§ Given records:
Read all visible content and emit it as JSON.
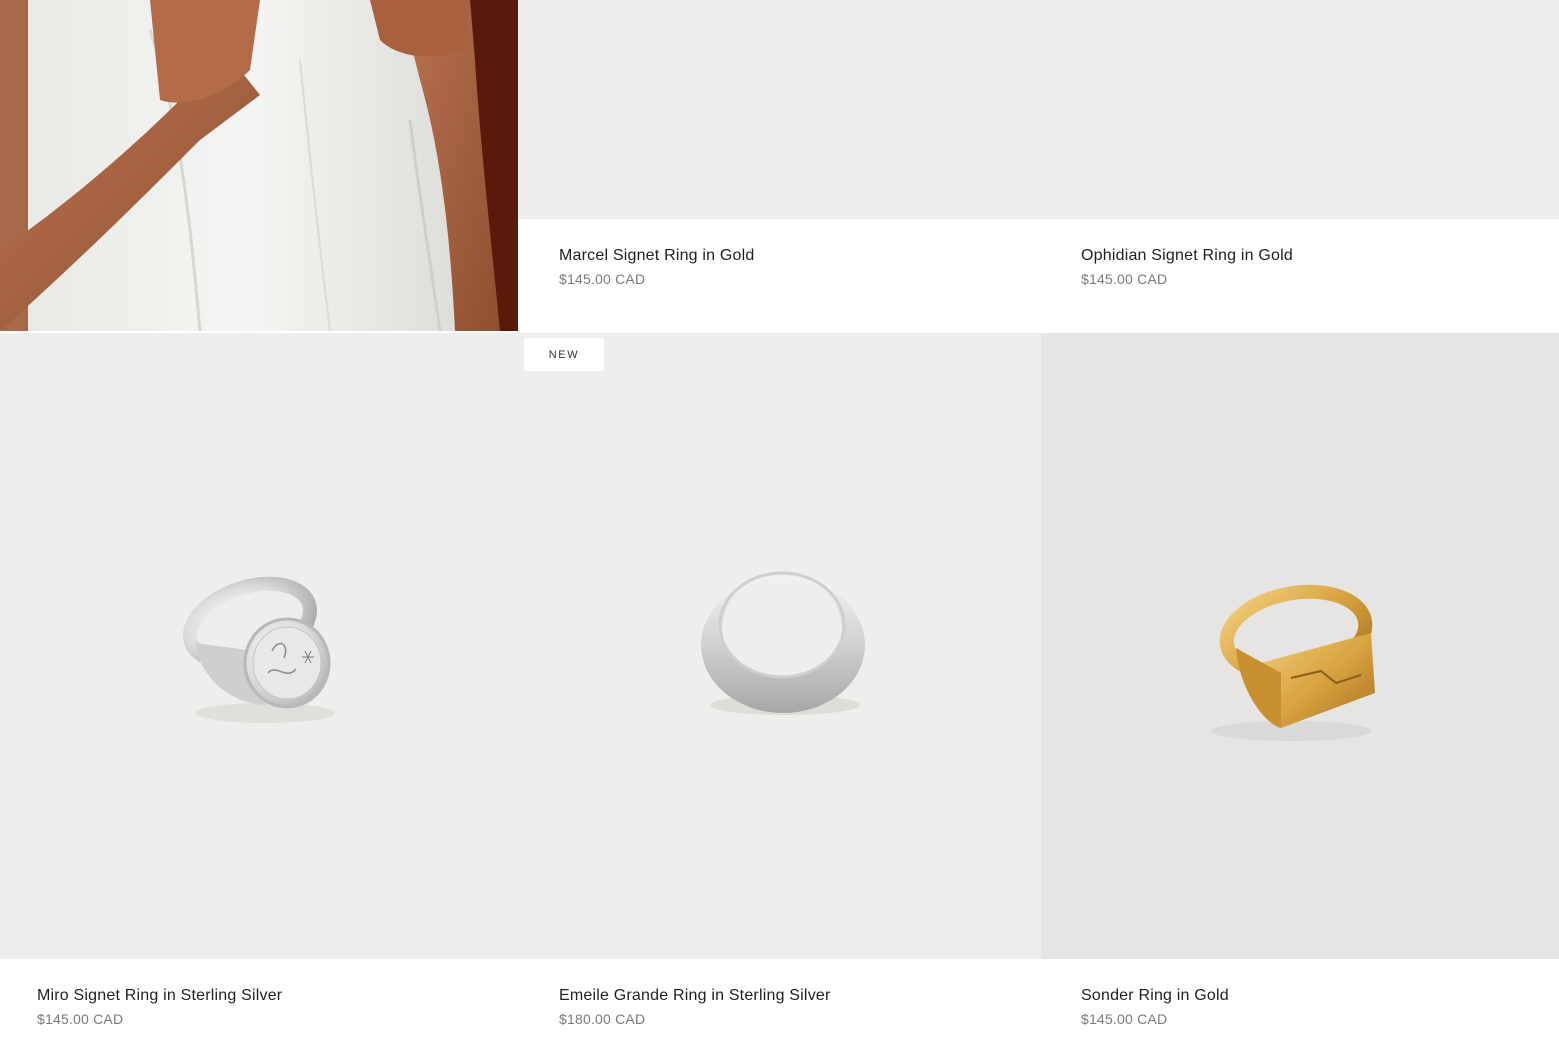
{
  "products": [
    {
      "title": "Marcel Signet Ring in Gold",
      "price": "$145.00 CAD"
    },
    {
      "title": "Ophidian Signet Ring in Gold",
      "price": "$145.00 CAD"
    },
    {
      "title": "Miro Signet Ring in Sterling Silver",
      "price": "$145.00 CAD"
    },
    {
      "title": "Emeile Grande Ring in Sterling Silver",
      "price": "$180.00 CAD",
      "badge": "NEW"
    },
    {
      "title": "Sonder Ring in Gold",
      "price": "$145.00 CAD"
    }
  ],
  "colors": {
    "tile_bg": "#efeeec",
    "tile_bg_sonder": "#e6e5e3",
    "title_text": "#1f1f1f",
    "price_text": "#7a7a7a",
    "gold": "#d9a441",
    "silver": "#d6d6d6"
  },
  "icons": [
    "signet-ring-silver-image",
    "dome-ring-silver-image",
    "signet-ring-gold-image",
    "model-hands-image"
  ]
}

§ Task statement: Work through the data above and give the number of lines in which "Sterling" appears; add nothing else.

§ Completed exercise: 2